#### [WHAT IS REQUIRED]
Which lines of the data hold the word "within"? Copy all of them.

***

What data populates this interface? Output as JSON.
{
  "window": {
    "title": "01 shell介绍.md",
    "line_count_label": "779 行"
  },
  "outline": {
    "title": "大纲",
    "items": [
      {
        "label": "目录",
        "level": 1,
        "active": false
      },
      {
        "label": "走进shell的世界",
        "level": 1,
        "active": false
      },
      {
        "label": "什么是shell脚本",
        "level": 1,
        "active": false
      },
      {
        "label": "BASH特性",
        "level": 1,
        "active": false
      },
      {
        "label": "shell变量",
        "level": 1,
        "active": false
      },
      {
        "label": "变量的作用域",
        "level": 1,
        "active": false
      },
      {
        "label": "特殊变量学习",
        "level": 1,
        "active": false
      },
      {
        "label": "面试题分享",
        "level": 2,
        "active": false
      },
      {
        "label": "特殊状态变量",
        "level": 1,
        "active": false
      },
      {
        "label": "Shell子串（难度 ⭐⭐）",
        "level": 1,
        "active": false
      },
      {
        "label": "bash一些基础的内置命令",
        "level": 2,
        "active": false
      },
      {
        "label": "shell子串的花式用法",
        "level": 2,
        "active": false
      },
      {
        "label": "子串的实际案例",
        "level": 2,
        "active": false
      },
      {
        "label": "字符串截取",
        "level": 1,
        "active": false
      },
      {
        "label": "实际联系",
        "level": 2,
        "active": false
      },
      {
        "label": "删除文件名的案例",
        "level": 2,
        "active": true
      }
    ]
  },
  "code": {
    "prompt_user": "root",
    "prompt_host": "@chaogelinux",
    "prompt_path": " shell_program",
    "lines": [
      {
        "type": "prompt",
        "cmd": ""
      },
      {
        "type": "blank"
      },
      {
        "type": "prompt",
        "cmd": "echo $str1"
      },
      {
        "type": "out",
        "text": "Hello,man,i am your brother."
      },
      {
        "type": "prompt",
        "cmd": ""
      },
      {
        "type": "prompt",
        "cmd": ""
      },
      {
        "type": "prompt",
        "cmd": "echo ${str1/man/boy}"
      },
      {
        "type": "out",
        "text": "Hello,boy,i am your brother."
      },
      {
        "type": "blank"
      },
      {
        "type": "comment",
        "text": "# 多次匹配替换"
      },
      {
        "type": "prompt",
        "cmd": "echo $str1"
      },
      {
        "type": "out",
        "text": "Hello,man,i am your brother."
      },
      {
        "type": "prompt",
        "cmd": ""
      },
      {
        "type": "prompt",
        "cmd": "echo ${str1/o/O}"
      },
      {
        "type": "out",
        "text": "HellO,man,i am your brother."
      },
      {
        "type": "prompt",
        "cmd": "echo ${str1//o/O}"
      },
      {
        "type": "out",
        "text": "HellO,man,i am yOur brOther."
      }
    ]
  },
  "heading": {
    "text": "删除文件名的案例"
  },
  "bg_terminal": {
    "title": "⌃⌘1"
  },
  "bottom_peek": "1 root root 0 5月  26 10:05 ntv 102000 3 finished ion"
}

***

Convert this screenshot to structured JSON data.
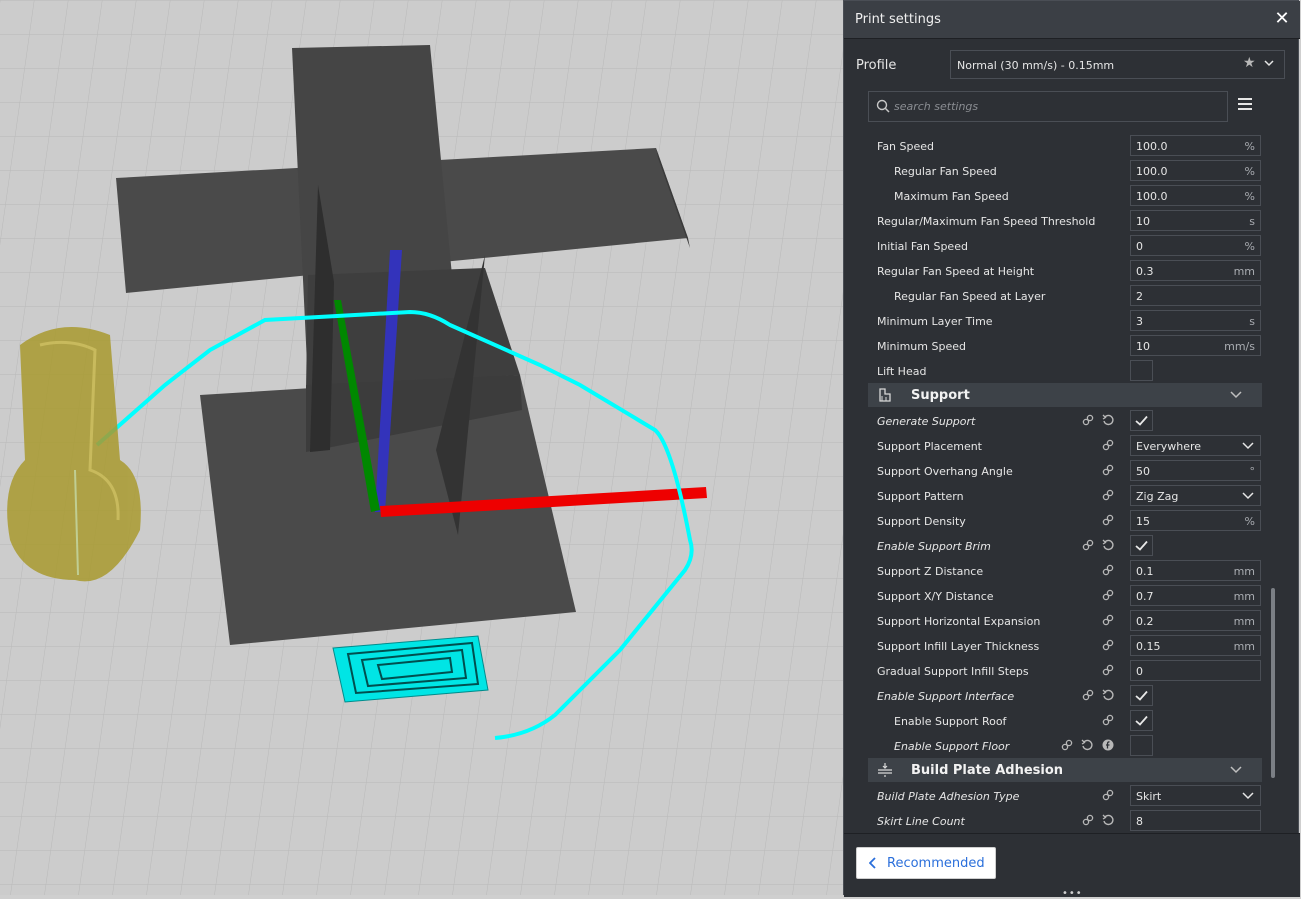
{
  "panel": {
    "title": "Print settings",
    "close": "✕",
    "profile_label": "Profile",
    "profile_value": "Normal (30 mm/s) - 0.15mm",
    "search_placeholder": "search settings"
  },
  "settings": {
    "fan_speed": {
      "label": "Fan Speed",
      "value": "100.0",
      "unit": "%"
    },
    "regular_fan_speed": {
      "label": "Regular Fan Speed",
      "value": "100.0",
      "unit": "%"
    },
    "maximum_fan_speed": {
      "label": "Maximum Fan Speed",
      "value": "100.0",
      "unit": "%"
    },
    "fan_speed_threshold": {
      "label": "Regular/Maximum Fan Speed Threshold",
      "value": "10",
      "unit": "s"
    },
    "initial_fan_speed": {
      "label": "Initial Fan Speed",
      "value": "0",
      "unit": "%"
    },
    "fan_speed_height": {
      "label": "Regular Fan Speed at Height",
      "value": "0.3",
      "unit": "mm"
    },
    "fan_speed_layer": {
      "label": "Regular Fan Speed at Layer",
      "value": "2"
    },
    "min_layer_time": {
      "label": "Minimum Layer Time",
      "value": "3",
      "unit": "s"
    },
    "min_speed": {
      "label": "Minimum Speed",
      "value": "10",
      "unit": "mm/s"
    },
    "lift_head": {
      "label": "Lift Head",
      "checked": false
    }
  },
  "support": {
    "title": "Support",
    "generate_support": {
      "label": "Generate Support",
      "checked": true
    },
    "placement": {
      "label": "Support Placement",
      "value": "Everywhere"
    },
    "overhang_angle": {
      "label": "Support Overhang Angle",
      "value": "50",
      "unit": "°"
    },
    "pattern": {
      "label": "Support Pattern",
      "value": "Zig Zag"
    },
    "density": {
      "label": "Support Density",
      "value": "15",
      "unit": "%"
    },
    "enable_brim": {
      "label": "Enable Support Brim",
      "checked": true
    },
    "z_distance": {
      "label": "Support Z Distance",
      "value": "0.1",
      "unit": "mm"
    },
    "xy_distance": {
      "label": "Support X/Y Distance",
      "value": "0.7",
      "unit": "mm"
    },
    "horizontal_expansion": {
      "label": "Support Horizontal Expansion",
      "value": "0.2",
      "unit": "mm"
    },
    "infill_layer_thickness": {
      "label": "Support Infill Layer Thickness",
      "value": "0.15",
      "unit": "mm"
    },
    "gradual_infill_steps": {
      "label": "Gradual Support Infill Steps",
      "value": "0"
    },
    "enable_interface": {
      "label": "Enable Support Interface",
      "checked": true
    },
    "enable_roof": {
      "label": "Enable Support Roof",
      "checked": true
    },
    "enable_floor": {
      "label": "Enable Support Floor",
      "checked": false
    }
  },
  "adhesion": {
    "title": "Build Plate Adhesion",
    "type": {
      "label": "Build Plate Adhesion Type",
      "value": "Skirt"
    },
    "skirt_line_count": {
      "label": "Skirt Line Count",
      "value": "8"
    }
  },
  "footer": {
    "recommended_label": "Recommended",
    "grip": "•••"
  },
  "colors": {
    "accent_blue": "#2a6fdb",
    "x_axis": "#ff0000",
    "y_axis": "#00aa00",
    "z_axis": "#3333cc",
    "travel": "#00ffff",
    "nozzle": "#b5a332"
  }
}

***

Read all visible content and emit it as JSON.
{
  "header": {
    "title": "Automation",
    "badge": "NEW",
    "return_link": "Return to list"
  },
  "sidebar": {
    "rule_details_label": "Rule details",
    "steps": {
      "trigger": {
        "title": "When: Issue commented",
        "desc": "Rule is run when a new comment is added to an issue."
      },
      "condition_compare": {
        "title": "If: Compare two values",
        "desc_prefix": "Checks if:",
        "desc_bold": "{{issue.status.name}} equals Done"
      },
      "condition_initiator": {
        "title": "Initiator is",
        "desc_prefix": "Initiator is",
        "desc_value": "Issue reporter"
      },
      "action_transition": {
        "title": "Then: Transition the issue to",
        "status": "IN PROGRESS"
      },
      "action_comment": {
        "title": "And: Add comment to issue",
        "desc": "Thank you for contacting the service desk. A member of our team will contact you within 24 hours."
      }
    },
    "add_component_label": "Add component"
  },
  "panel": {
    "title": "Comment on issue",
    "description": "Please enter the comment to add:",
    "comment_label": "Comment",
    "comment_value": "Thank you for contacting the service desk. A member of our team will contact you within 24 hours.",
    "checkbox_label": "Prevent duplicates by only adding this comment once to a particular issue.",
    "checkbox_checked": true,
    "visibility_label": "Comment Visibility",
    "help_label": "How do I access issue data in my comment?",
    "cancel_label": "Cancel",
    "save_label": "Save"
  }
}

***

#### [EXERCISE SOLUTION]
        "desc": "Thank you for contacting the service desk. A member of our team will contact you within 24 hours."
    "comment_value": "Thank you for contacting the service desk. A member of our team will contact you within 24 hours.",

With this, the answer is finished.